### Work required
From the entries below, extract every line that includes the word "content".

### Material for this exercise
════════════════
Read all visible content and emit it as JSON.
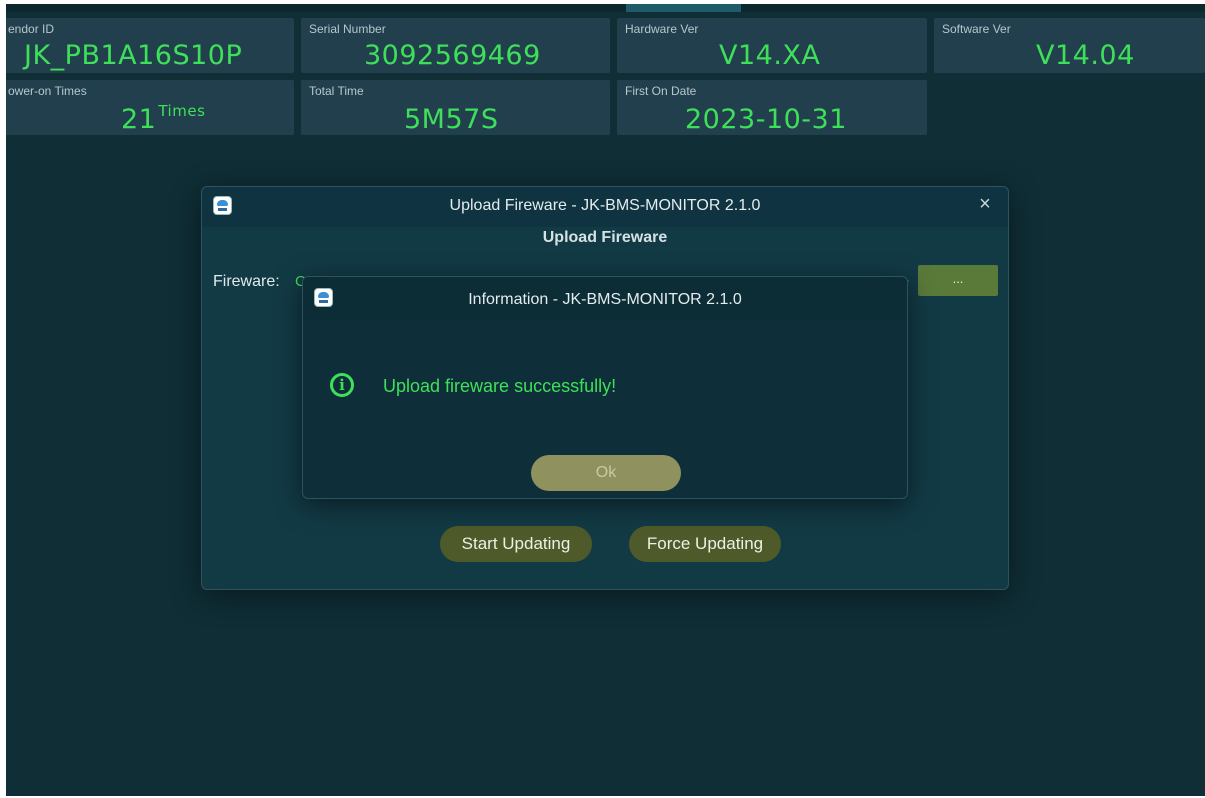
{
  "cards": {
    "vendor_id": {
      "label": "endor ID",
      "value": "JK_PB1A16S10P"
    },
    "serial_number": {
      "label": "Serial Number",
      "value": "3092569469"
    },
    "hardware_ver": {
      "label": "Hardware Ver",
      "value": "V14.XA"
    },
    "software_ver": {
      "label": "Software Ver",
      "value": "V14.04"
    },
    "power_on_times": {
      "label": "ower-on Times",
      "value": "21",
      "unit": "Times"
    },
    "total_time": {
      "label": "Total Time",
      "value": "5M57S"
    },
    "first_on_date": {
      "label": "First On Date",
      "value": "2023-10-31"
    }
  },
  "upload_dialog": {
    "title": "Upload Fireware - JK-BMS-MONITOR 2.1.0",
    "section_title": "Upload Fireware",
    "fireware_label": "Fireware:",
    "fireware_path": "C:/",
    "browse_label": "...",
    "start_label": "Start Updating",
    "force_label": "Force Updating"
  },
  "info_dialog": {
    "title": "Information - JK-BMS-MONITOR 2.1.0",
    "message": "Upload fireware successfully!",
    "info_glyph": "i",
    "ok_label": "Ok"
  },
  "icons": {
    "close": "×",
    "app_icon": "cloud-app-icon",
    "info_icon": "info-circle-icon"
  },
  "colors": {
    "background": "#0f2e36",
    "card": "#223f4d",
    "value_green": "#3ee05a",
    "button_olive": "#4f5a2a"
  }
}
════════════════
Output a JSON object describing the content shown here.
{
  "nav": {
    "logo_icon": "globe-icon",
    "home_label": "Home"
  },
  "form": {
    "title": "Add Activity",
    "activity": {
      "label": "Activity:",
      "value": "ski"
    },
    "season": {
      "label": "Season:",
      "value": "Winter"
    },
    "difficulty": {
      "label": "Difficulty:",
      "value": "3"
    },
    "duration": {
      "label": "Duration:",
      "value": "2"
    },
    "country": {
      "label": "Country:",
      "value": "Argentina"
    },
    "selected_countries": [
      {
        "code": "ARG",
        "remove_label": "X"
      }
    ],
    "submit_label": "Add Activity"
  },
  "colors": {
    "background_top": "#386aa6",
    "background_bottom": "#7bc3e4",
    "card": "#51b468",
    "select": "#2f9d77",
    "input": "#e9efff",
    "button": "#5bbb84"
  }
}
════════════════
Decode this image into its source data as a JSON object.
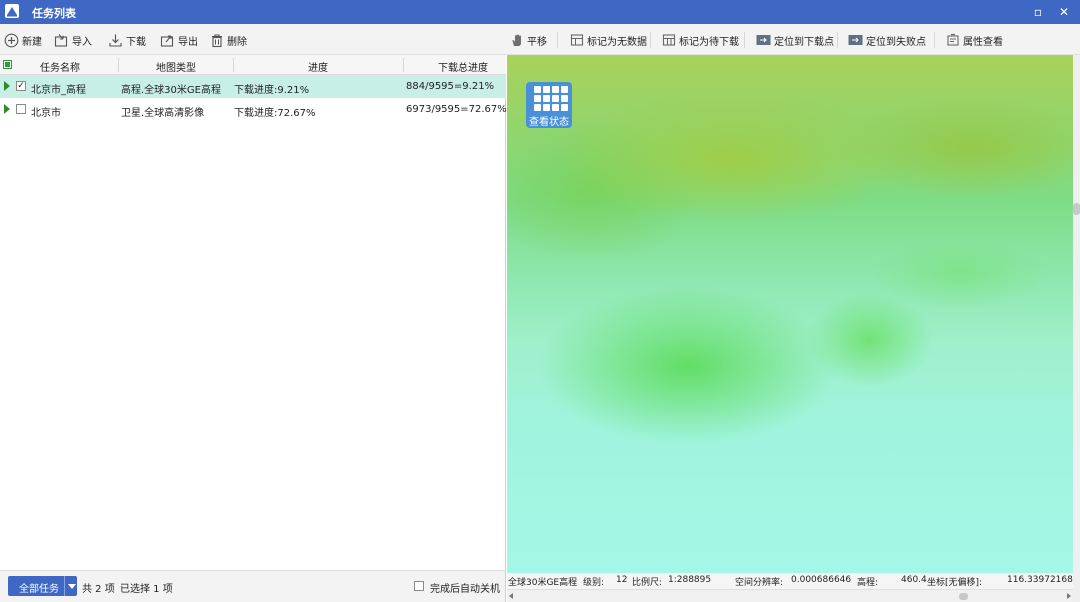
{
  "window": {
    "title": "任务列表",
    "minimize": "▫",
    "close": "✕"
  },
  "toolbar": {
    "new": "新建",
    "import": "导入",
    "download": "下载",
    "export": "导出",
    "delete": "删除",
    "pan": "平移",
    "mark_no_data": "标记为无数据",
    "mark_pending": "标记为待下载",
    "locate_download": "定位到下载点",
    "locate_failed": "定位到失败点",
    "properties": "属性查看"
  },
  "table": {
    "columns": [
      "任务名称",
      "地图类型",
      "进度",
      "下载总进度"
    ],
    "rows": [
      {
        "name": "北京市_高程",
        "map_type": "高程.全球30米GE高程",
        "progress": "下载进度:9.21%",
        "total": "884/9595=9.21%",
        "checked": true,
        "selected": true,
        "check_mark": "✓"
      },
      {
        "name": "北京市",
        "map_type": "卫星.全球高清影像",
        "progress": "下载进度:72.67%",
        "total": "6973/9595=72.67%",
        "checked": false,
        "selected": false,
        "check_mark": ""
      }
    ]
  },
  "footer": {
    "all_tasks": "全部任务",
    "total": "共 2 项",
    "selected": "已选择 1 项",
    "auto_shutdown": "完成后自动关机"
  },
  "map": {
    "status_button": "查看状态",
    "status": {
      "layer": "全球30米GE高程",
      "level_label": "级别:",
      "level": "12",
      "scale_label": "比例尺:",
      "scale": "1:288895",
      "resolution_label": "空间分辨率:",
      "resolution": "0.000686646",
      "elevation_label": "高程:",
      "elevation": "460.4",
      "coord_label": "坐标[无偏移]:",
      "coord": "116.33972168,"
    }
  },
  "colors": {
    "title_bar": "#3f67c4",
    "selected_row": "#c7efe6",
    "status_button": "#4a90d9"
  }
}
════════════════
### Task answer
Read all visible content and emit it as JSON.
Output a JSON object describing the content shown here.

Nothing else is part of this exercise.